Supplied records Start Marker

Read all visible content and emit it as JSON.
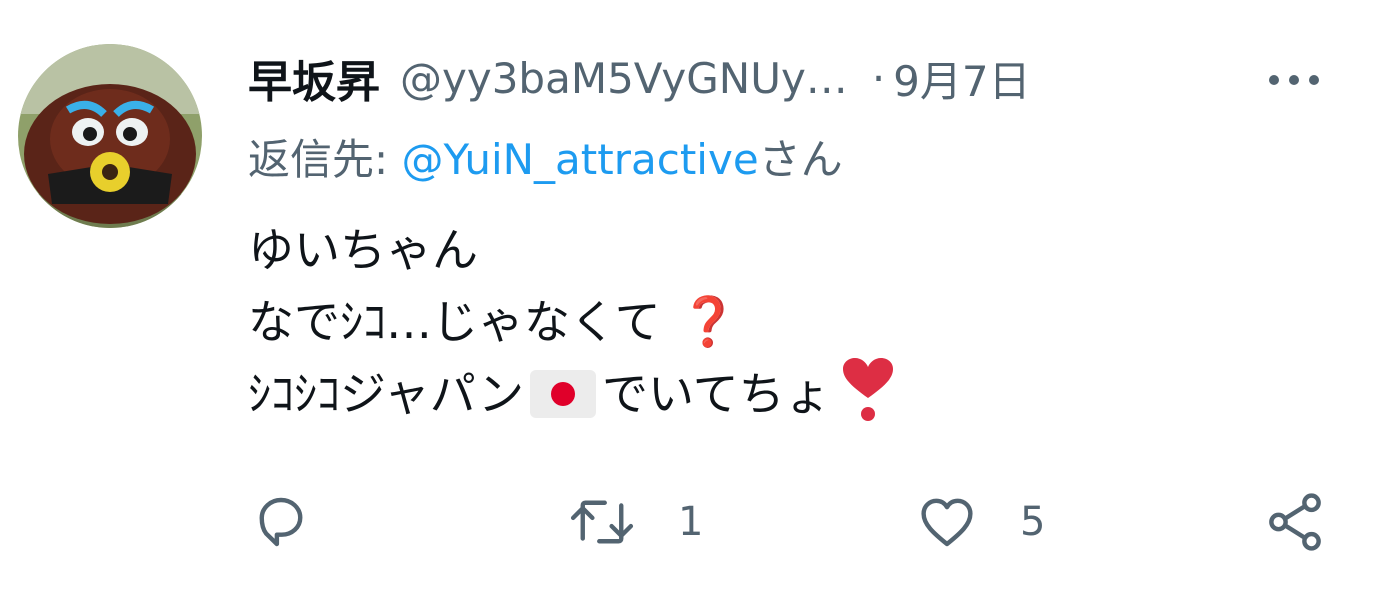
{
  "user": {
    "display_name": "早坂昇",
    "handle": "@yy3baM5VyGNUy…",
    "separator": "·",
    "date": "9月7日",
    "avatar_icon": "avatar-photo"
  },
  "reply": {
    "prefix": "返信先: ",
    "mention": "@YuiN_attractive",
    "suffix": "さん"
  },
  "body": {
    "line1": "ゆいちゃん",
    "line2": "なでｼｺ…じゃなくて",
    "line2_emoji": "❓",
    "line3_a": "ｼｺｼｺジャパン",
    "line3_flag": "japan-flag-icon",
    "line3_b": "でいてちょ",
    "line3_emoji": "heavy-heart-exclamation-icon"
  },
  "actions": {
    "reply_icon": "reply-icon",
    "retweet_icon": "retweet-icon",
    "retweet_count": "1",
    "like_icon": "heart-icon",
    "like_count": "5",
    "share_icon": "share-icon",
    "more_icon": "more-options-icon"
  },
  "colors": {
    "text": "#0f1419",
    "secondary": "#536471",
    "link": "#1d9bf0",
    "emoji_red": "#c8102e"
  }
}
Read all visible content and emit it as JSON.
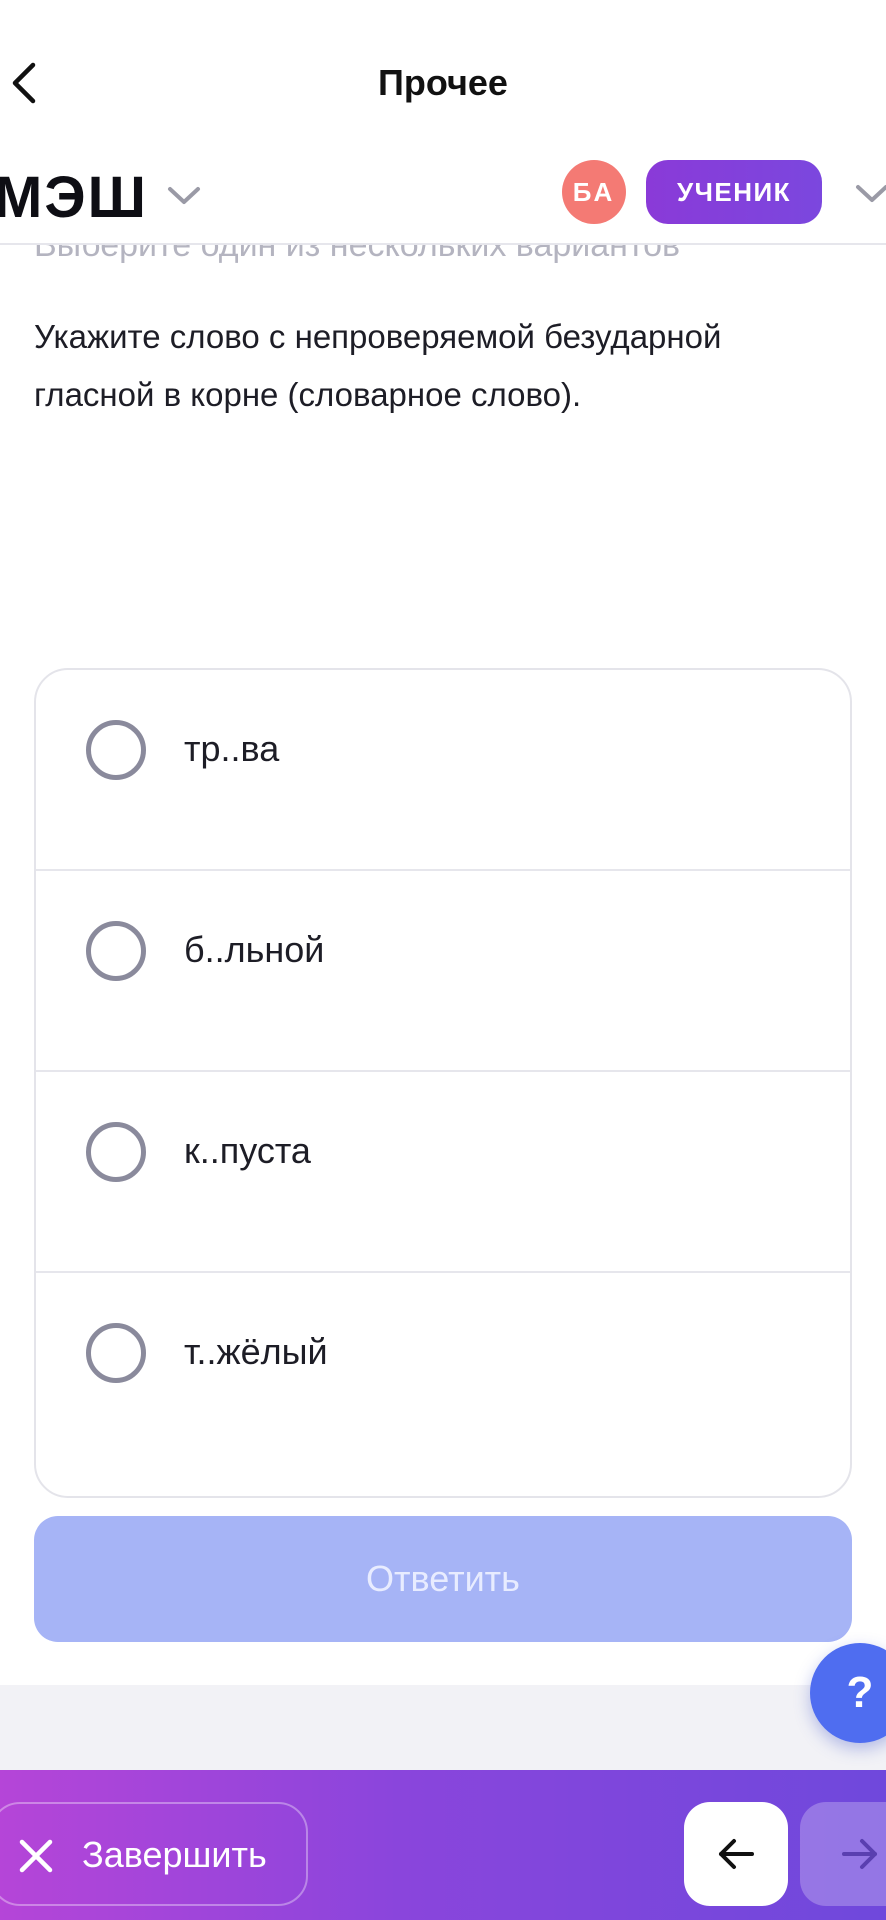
{
  "nav": {
    "title": "Прочее",
    "back_icon": "chevron-left-icon"
  },
  "header": {
    "logo": "МЭШ",
    "avatar_initials": "БА",
    "role": "УЧЕНИК",
    "colors": {
      "avatar": "#f47a74",
      "role": "#8a3ad8"
    }
  },
  "task": {
    "hint": "Выберите один из нескольких вариантов",
    "question": "Укажите слово с непроверяемой безударной гласной в корне (словарное слово).",
    "options": [
      {
        "label": "тр..ва",
        "selected": false
      },
      {
        "label": "б..льной",
        "selected": false
      },
      {
        "label": "к..пуста",
        "selected": false
      },
      {
        "label": "т..жёлый",
        "selected": false
      }
    ],
    "answer_label": "Ответить",
    "answer_enabled": false
  },
  "help": {
    "label": "?"
  },
  "footer": {
    "finish_label": "Завершить",
    "prev_icon": "arrow-left-icon",
    "next_icon": "arrow-right-icon"
  }
}
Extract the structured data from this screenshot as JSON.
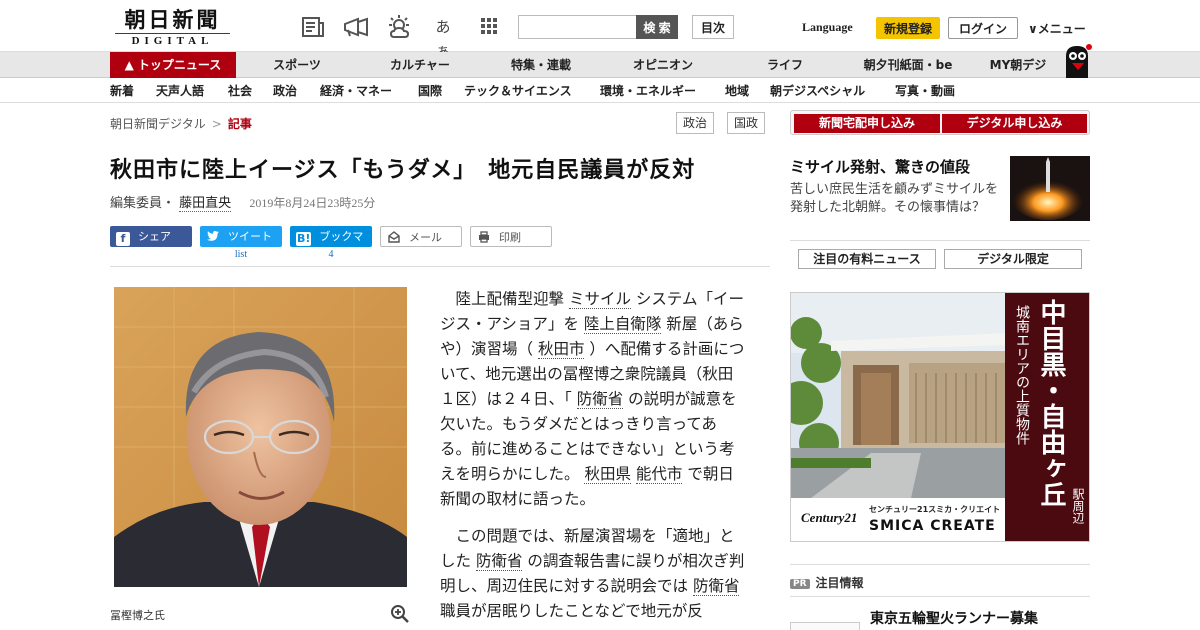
{
  "header": {
    "logo_main": "朝日新聞",
    "logo_sub": "DIGITAL",
    "search_label": "検 索",
    "toc_label": "目次",
    "language": "Language",
    "register": "新規登録",
    "login": "ログイン",
    "menu": "メニュー",
    "font_size_glyph": "あぁ",
    "icons": [
      "newspaper-icon",
      "megaphone-icon",
      "weather-icon",
      "font-size-icon",
      "grid-icon"
    ]
  },
  "main_nav": [
    {
      "label": "トップニュース"
    },
    {
      "label": "スポーツ"
    },
    {
      "label": "カルチャー"
    },
    {
      "label": "特集・連載"
    },
    {
      "label": "オピニオン"
    },
    {
      "label": "ライフ"
    },
    {
      "label": "朝夕刊紙面・be"
    },
    {
      "label": "MY朝デジ"
    }
  ],
  "sub_nav": [
    {
      "label": "新着"
    },
    {
      "label": "天声人語"
    },
    {
      "label": "社会"
    },
    {
      "label": "政治"
    },
    {
      "label": "経済・マネー"
    },
    {
      "label": "国際"
    },
    {
      "label": "テック＆サイエンス"
    },
    {
      "label": "環境・エネルギー"
    },
    {
      "label": "地域"
    },
    {
      "label": "朝デジスペシャル"
    },
    {
      "label": "写真・動画"
    }
  ],
  "breadcrumb": {
    "home": "朝日新聞デジタル",
    "sep": ">",
    "current": "記事"
  },
  "tags": [
    "政治",
    "国政"
  ],
  "article": {
    "headline": "秋田市に陸上イージス「もうダメ」　地元自民議員が反対",
    "byline_role": "編集委員・",
    "author": "藤田直央",
    "date": "2019年8月24日23時25分",
    "share": {
      "facebook": "シェア",
      "twitter": "ツイート",
      "twitter_count": "list",
      "hatena": "ブックマーク",
      "hatena_count": "4",
      "mail": "メール",
      "print": "印刷"
    },
    "photo_caption": "冨樫博之氏",
    "p1": {
      "a": "陸上配備型迎撃",
      "b": "ミサイル",
      "c": "システム「イージス・アショア」を",
      "d": "陸上自衛隊",
      "e": "新屋（あらや）演習場（",
      "f": "秋田市",
      "g": "）へ配備する計画について、地元選出の冨樫博之衆院議員（秋田１区）は２４日、「",
      "h": "防衛省",
      "i": "の説明が誠意を欠いた。もうダメだとはっきり言ってある。前に進めることはできない」という考えを明らかにした。",
      "j": "秋田県",
      "k": "能代市",
      "l": "で朝日新聞の取材に語った。"
    },
    "p2": {
      "a": "この問題では、新屋演習場を「適地」とした",
      "b": "防衛省",
      "c": "の調査報告書に誤りが相次ぎ判明し、周辺住民に対する説明会では",
      "d": "防衛省",
      "e": "職員が居眠りしたことなどで地元が反"
    }
  },
  "sidebar": {
    "apply_delivery": "新聞宅配申し込み",
    "apply_digital": "デジタル申し込み",
    "special_title": "ミサイル発射、驚きの値段",
    "special_desc": "苦しい庶民生活を顧みずミサイルを発射した北朝鮮。その懐事情は？",
    "btn_paid_news": "注目の有料ニュース",
    "btn_digital_only": "デジタル限定",
    "ad": {
      "col1": "城南エリアの上質物件",
      "col2": "中目黒・自由ヶ丘",
      "col3": "駅周辺",
      "brand": "Century21",
      "brand_jp": "センチュリー21スミカ・クリエイト",
      "brand_en": "SMICA CREATE"
    },
    "pr_badge": "PR",
    "pr_heading": "注目情報",
    "pr_title": "東京五輪聖火ランナー募集"
  },
  "colors": {
    "brand_red": "#b00010",
    "register_yellow": "#f5c400",
    "facebook": "#3b5998",
    "twitter": "#1da1f2",
    "hatena": "#008fde"
  }
}
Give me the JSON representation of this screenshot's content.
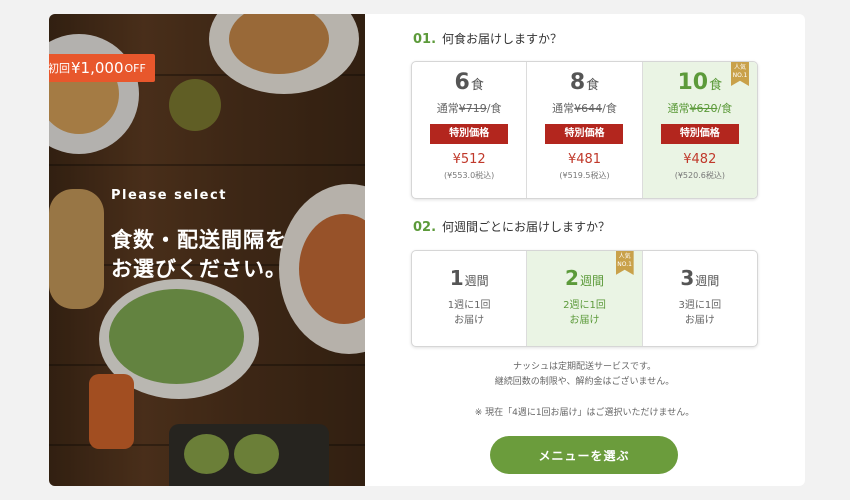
{
  "hero": {
    "discount_prefix": "初回",
    "discount_amount": "¥1,000",
    "discount_suffix": "OFF",
    "please_select": "Please select",
    "headline_line1": "食数・配送間隔を",
    "headline_line2": "お選びください。"
  },
  "meals": {
    "number": "01.",
    "question": "何食お届けしますか？",
    "options": [
      {
        "count": "6",
        "unit": "食",
        "regular_prefix": "通常",
        "regular_price": "¥719",
        "regular_suffix": "/食",
        "special_label": "特別価格",
        "price": "¥512",
        "tax_included": "(¥553.0税込)",
        "selected": false
      },
      {
        "count": "8",
        "unit": "食",
        "regular_prefix": "通常",
        "regular_price": "¥644",
        "regular_suffix": "/食",
        "special_label": "特別価格",
        "price": "¥481",
        "tax_included": "(¥519.5税込)",
        "selected": false
      },
      {
        "count": "10",
        "unit": "食",
        "regular_prefix": "通常",
        "regular_price": "¥620",
        "regular_suffix": "/食",
        "special_label": "特別価格",
        "price": "¥482",
        "tax_included": "(¥520.6税込)",
        "selected": true,
        "ribbon": "人気 NO.1"
      }
    ]
  },
  "weeks": {
    "number": "02.",
    "question": "何週間ごとにお届けしますか？",
    "options": [
      {
        "count": "1",
        "unit": "週間",
        "desc": "1週に1回\nお届け",
        "selected": false
      },
      {
        "count": "2",
        "unit": "週間",
        "desc": "2週に1回\nお届け",
        "selected": true,
        "ribbon": "人気 NO.1"
      },
      {
        "count": "3",
        "unit": "週間",
        "desc": "3週に1回\nお届け",
        "selected": false
      }
    ]
  },
  "notes": {
    "line1": "ナッシュは定期配送サービスです。",
    "line2": "継続回数の制限や、解約金はございません。",
    "line3": "※ 現在「4週に1回お届け」はご選択いただけません。"
  },
  "cta": {
    "label": "メニューを選ぶ"
  },
  "colors": {
    "accent_green": "#6b9c3c",
    "selected_bg": "#eaf4e4",
    "special_red": "#b3261e",
    "discount_orange": "#e8572c",
    "ribbon_gold": "#c9a14a"
  }
}
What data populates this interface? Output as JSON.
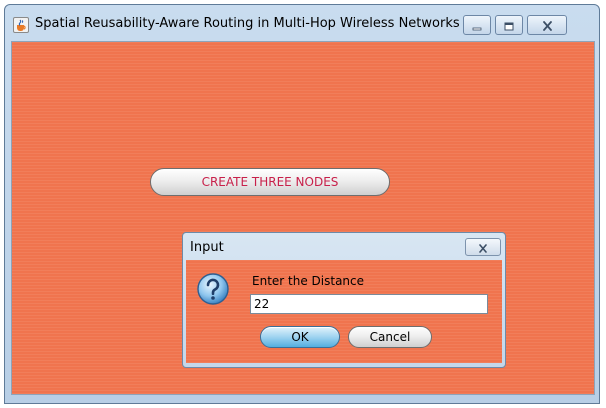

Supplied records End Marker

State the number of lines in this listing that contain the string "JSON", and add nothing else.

5